<<<<
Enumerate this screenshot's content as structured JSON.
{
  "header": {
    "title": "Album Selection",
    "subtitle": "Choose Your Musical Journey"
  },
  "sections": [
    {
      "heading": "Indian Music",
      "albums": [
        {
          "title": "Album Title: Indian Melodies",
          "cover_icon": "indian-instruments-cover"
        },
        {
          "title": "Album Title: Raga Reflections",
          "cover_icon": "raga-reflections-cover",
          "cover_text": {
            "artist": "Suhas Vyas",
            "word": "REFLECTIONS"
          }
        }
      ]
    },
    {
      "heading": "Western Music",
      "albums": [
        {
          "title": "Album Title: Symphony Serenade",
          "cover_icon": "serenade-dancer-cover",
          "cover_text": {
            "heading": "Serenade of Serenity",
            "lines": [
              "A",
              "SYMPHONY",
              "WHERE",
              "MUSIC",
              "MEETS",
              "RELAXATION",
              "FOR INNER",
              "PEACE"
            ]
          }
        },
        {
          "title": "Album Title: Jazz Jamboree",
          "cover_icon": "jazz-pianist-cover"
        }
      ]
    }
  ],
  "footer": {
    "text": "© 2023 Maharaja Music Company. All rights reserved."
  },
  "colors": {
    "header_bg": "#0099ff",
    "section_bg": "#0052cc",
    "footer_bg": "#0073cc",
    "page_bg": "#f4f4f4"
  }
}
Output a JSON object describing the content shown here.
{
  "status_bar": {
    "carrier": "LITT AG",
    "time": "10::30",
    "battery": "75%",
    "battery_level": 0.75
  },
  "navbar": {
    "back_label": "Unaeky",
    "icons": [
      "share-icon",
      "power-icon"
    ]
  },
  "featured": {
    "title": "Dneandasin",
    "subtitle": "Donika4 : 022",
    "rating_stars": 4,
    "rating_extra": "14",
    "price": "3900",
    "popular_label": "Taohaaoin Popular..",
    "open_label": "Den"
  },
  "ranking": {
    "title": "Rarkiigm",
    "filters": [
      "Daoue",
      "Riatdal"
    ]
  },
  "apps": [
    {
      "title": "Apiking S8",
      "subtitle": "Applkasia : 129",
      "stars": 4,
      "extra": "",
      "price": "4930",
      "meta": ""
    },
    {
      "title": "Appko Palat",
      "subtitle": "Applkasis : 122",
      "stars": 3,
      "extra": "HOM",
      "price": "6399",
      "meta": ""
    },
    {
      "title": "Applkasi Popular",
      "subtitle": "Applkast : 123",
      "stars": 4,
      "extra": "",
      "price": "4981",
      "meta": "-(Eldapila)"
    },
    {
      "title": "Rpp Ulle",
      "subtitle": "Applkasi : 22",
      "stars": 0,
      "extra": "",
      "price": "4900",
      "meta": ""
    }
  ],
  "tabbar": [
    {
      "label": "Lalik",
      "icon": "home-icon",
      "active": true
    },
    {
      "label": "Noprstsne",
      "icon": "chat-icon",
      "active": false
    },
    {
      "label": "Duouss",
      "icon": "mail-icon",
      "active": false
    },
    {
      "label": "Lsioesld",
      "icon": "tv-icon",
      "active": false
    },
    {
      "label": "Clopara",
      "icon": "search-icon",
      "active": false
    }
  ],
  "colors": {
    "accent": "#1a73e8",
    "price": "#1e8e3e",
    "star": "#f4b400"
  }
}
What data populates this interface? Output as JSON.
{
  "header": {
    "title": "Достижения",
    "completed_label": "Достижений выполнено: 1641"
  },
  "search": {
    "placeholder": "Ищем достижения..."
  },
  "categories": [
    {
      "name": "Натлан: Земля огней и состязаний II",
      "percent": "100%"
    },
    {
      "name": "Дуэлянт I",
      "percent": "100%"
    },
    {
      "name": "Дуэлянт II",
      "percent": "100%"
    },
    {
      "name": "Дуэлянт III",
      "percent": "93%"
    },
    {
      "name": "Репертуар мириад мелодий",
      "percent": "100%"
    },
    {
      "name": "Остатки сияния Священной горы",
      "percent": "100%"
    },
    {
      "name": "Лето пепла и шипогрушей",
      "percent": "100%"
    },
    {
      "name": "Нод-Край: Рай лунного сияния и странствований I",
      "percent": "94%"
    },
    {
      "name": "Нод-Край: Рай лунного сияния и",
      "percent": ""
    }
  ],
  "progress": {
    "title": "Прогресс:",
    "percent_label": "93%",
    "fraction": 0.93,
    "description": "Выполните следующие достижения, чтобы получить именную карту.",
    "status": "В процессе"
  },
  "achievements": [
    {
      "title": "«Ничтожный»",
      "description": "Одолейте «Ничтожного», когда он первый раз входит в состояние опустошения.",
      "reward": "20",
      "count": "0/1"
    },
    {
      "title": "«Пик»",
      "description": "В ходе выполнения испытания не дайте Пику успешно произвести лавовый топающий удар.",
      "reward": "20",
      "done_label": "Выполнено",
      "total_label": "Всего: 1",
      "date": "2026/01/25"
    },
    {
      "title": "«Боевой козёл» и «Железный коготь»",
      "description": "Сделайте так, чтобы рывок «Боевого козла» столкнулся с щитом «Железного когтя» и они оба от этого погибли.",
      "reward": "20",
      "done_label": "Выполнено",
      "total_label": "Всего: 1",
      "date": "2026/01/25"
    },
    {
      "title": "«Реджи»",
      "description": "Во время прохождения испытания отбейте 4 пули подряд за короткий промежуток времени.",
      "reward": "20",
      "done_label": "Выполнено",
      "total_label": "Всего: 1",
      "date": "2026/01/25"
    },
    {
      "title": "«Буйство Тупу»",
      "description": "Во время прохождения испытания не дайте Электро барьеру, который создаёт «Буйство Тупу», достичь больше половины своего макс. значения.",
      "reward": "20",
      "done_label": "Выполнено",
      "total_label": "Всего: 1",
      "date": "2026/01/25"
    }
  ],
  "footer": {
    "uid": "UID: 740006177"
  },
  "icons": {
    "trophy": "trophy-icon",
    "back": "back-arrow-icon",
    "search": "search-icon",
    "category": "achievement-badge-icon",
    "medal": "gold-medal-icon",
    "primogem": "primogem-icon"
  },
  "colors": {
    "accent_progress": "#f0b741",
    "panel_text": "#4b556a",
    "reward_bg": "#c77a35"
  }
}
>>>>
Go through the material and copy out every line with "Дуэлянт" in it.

      "name": "Дуэлянт I",
      "name": "Дуэлянт II",
      "name": "Дуэлянт III",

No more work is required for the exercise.